[Data about app and page elements]

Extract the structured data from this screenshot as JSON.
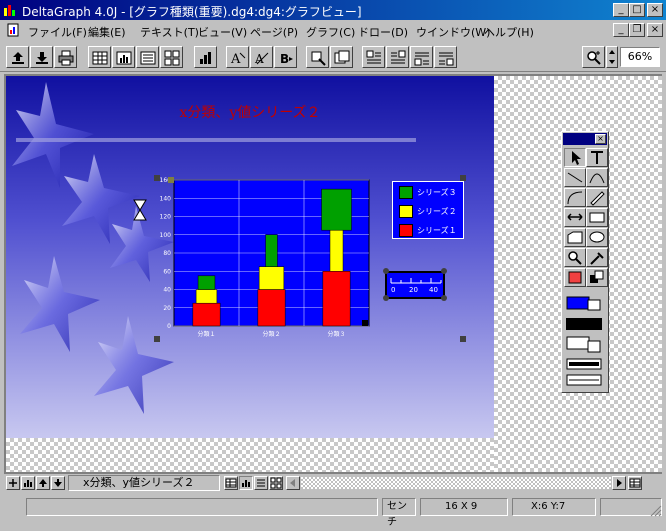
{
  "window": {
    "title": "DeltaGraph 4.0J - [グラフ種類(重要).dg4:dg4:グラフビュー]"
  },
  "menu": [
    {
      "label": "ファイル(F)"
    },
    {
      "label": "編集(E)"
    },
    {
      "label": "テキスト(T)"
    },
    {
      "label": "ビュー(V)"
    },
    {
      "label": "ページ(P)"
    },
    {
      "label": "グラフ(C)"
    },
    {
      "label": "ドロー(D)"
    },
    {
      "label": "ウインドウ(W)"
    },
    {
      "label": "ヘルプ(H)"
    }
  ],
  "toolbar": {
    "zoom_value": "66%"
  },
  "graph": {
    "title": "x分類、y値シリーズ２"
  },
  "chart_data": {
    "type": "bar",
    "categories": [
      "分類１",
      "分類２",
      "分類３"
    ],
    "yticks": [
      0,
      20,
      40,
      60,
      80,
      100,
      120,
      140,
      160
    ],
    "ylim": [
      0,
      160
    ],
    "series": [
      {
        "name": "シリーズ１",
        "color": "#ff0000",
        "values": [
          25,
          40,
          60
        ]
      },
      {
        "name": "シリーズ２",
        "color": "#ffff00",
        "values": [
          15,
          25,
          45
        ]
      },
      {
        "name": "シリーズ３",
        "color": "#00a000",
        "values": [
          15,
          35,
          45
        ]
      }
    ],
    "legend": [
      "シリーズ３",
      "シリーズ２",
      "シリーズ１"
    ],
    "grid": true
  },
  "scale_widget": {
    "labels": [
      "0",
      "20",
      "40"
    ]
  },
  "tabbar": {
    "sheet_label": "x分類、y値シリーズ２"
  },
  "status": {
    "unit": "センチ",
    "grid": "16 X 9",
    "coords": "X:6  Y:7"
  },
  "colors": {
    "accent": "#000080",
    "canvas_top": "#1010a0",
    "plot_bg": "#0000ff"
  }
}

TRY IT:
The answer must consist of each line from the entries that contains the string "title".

EXERCISE RESULT:
    "title": "DeltaGraph 4.0J - [グラフ種類(重要).dg4:dg4:グラフビュー]"
    "title": "x分類、y値シリーズ２"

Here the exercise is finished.